Tom Skeritt, handsome star of TV show White Picket Fences, the movie, Steel Magnolias, bent down and kissed me on the cheek on his way off the plane.
Huey Lewis, I had to ask him not to put his roller bag on top of the blankets but he was nice about it.
Jerry Rice, a 7 foot tall, gorgeous man wearing his championship rings, retiring from Denver, played for the San Francisco 49ers, was as nice as they come.
David McCallum, who played an NCIS coroner, and Illya Kuryakin on the original Man from U.N.C.L.E., a mild, gentleman who wanted a spicy tomato juice.
An autistic young man flying by himself needed a glass of water or I wouldn’t have noticed the familiar looking guy seated across the aisle. I asked if anyone ever told him that he looked like Spencer Christian.
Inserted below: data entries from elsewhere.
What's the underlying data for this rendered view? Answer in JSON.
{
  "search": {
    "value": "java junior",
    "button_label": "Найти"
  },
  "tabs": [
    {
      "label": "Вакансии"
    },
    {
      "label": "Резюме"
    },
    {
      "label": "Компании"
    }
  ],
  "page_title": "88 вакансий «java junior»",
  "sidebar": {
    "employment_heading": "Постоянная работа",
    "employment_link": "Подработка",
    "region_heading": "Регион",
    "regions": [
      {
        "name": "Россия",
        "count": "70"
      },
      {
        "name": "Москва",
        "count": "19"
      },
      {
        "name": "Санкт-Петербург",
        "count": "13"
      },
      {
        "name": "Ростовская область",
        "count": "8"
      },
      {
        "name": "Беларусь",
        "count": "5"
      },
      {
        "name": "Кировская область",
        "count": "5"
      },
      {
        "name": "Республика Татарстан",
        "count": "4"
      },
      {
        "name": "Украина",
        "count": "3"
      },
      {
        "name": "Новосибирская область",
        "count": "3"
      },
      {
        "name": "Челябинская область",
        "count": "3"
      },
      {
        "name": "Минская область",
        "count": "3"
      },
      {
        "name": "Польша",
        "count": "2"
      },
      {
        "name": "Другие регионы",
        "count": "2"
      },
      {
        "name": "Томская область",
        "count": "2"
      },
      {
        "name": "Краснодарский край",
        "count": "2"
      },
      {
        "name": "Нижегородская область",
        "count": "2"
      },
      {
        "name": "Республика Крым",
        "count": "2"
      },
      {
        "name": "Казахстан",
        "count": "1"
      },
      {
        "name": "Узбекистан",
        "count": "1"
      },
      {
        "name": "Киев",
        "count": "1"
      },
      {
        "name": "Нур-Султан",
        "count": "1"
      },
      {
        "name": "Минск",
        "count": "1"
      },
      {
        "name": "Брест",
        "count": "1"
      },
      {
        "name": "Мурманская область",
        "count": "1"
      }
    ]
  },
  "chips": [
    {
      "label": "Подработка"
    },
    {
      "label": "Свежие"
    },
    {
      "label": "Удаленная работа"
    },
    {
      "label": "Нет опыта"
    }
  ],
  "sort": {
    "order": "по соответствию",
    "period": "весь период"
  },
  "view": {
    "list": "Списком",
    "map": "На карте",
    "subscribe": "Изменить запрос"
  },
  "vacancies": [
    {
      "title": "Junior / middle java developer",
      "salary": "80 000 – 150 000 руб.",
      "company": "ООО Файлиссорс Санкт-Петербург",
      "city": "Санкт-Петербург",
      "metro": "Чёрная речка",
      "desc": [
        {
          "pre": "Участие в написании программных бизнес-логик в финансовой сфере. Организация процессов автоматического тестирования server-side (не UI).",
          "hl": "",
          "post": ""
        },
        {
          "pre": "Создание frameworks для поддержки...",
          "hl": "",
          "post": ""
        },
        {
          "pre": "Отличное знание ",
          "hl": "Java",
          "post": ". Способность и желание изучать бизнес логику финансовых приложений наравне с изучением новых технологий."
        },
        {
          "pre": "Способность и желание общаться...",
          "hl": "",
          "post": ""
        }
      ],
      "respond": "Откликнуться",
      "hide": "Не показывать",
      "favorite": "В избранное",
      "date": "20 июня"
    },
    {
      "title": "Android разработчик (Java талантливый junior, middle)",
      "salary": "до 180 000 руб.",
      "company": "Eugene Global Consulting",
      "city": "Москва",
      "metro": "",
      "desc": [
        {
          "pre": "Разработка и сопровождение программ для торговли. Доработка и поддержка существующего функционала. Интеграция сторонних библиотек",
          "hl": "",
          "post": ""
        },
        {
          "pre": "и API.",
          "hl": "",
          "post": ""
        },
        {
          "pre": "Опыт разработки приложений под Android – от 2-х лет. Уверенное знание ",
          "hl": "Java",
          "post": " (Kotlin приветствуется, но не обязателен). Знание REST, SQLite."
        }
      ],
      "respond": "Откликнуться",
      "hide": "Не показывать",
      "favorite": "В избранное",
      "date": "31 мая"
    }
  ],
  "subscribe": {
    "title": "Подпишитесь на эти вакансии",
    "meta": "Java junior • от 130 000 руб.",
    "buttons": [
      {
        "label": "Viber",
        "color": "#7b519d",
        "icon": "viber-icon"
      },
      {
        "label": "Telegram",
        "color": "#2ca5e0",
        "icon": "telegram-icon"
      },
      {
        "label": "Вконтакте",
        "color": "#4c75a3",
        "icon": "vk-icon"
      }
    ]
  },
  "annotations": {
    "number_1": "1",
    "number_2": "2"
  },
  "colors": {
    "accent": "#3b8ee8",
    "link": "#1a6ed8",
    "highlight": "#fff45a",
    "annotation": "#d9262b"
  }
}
His response was, “I am Spencer Christian.”
Any Life Threatening Emergencies On-board?
We trained using what was called a Co-heart program. New hires had to fly the A, B and C position on rotation. We were headed to New Orleans when a couple of passengers said they smelled Sulphur or something that smelled like a burned match. I made an announcement asking if anyone had struck a match. No one had. Passengers said they smelled it, too. I glanced at the window exit and there was a 15 year old seated by the exit door. This is a fifty pound window that needs to be lifted and moved aside during an emergency. I asked the teen if she was physically and emotionally able to handle the exit window. She looked panicked.
“NO!” she screamed. The guy next to her switched places with her. The response team came on board looking like RoboCop with their silver suits and gear. We evacuated everyone off the plane after making an emergency landing. The airline was able to accommodate everyone to continue on to Houston arranging for connecting flights.
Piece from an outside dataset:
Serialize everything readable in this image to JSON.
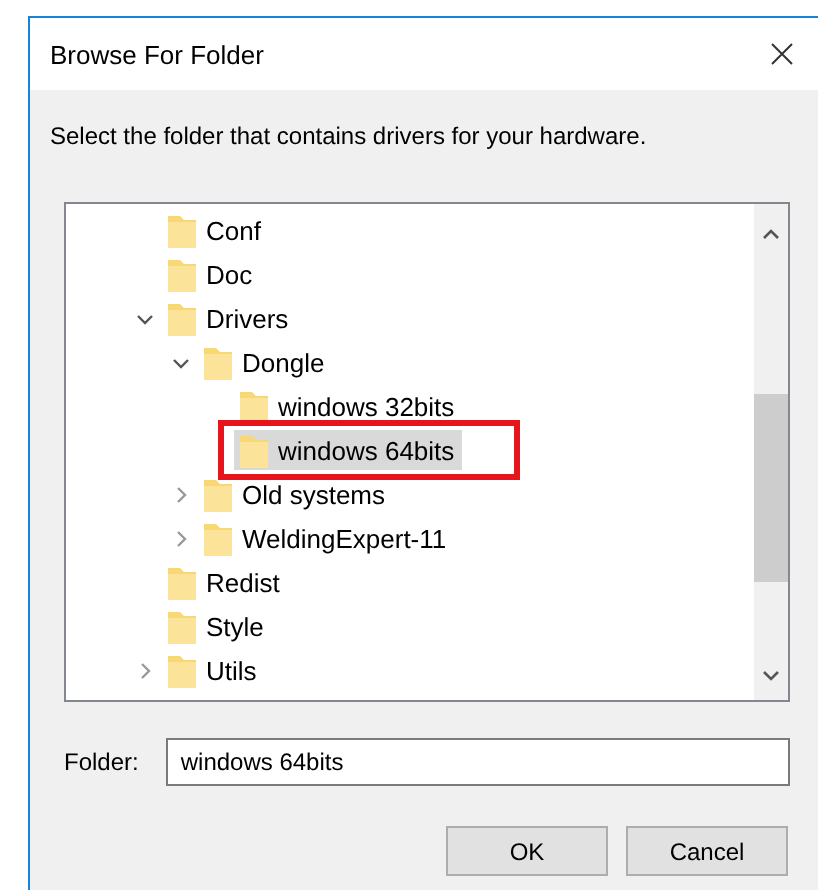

Another time, there was a lady in a wheelchair being brought down the jet-way in Los Angeles. Her family must have dropped her off. She looked really bad like she was seriously ill. I was trying to get an emergency contact information off her cell phone while someone gave her oxygen. Paramedics were there immediately and took over.
Share Some of Your Best Memories
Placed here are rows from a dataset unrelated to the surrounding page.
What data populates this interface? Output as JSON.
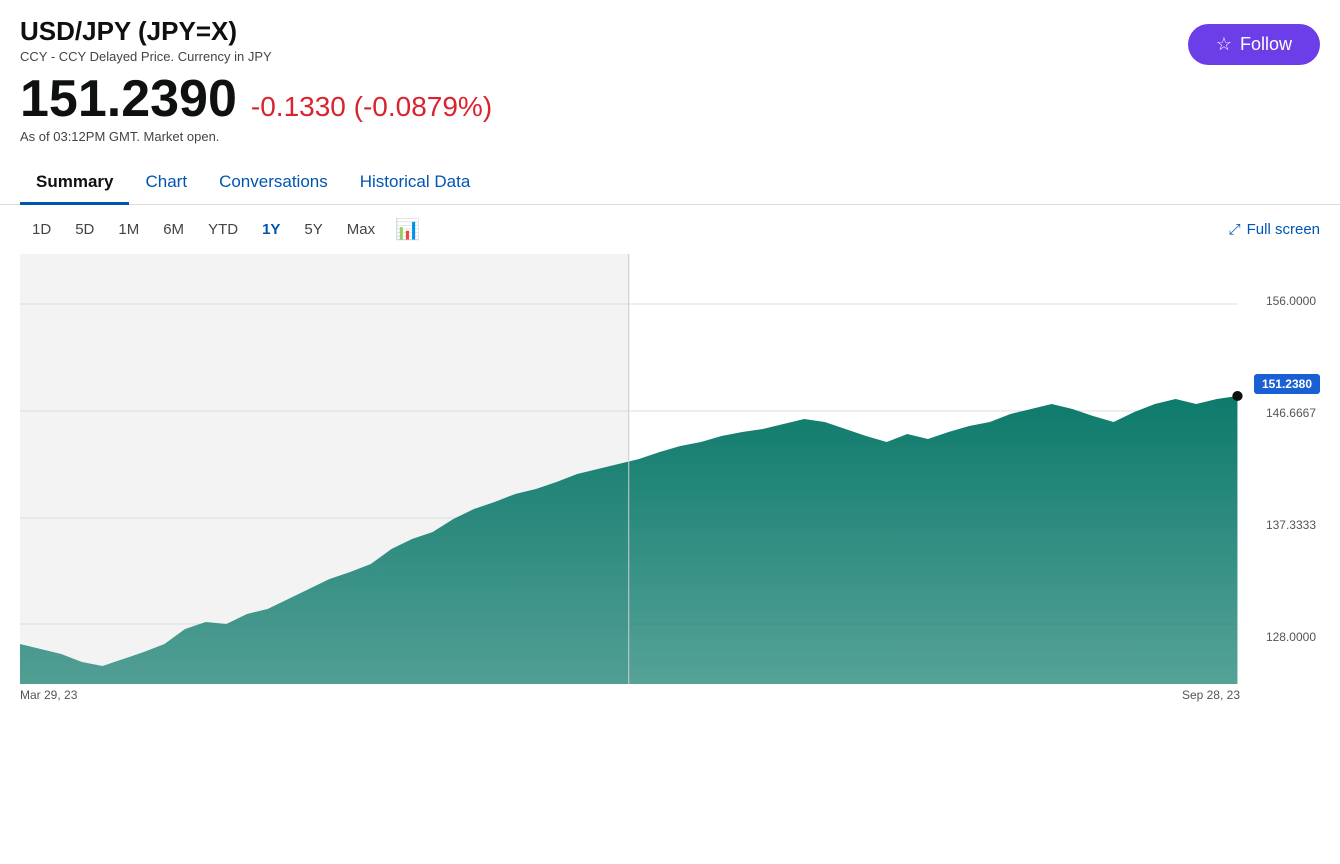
{
  "header": {
    "ticker_title": "USD/JPY (JPY=X)",
    "subtitle": "CCY - CCY Delayed Price. Currency in JPY",
    "follow_label": "Follow",
    "star_char": "☆"
  },
  "price": {
    "main": "151.2390",
    "change": "-0.1330",
    "change_pct": "(-0.0879%)",
    "timestamp": "As of 03:12PM GMT. Market open."
  },
  "tabs": [
    {
      "id": "summary",
      "label": "Summary",
      "active": true
    },
    {
      "id": "chart",
      "label": "Chart",
      "active": false
    },
    {
      "id": "conversations",
      "label": "Conversations",
      "active": false
    },
    {
      "id": "historical",
      "label": "Historical Data",
      "active": false
    }
  ],
  "chart_controls": {
    "time_buttons": [
      {
        "label": "1D",
        "active": false
      },
      {
        "label": "5D",
        "active": false
      },
      {
        "label": "1M",
        "active": false
      },
      {
        "label": "6M",
        "active": false
      },
      {
        "label": "YTD",
        "active": false
      },
      {
        "label": "1Y",
        "active": true
      },
      {
        "label": "5Y",
        "active": false
      },
      {
        "label": "Max",
        "active": false
      }
    ],
    "fullscreen_label": "Full screen",
    "fullscreen_icon": "⤢"
  },
  "chart": {
    "current_price_badge": "151.2380",
    "y_labels": [
      "156.0000",
      "146.6667",
      "137.3333",
      "128.0000"
    ],
    "x_labels": [
      "Mar 29, 23",
      "Sep 28, 23"
    ],
    "accent_color": "#0d7a6b",
    "shaded_color": "#e8e8e8"
  }
}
There was the Elvis impersonator who would sing Elvis songs and the Rapper named David who was invited to headquarters to rap the announcement. He did the entire safety information announcement on a plane load of business men who finally took notice of the “Stomp, Clap” version.
I can’t say enough nice things about Mary Ann G. who hired me, trained me, and nominated me for the President’s award. The training that Southwest gives you is truly amazing. They tried really hard to find outgoing people who weren’t afraid to have fun. They allowed the flexibility to “color outside the lines.
The respect that they show is amazing while watching for the people that don’t belong - called Ghost Busters. Instructors took note if you rolled your eyes and weren’t talking with people. David Curry was my first instructor in my first class. I went in at around 105 pounds and went out at 90 pounds.
Would You Choose this for a Career Again?
I would not consider going to another airline since I know the culture. Southwest is like a family. In their mentor-ship program, they guided their new hires to work the three (A, B, and C) positions. The cohort program is more a retention program that met with resistance due to the cost of spending on another FA and a hotel room.
Given the chance, I'd do it all again, in a heartbeat, with no hesitation. Unfortunately, the injury I suffered on the job is not correctable and I can no longer meet the lifting and strenuous requirements of the work.
Many Thanks to Lynnie G.
Lynnie G. has years of flight attendant stories waiting to be shared with others. Her enthusiasm and love for the job shines through her fond recollection of memories. She will likely be returning with Part 2 of the story.
Thank you so much for sharing your time, memories and photos with us.
© 2018 Peg Cole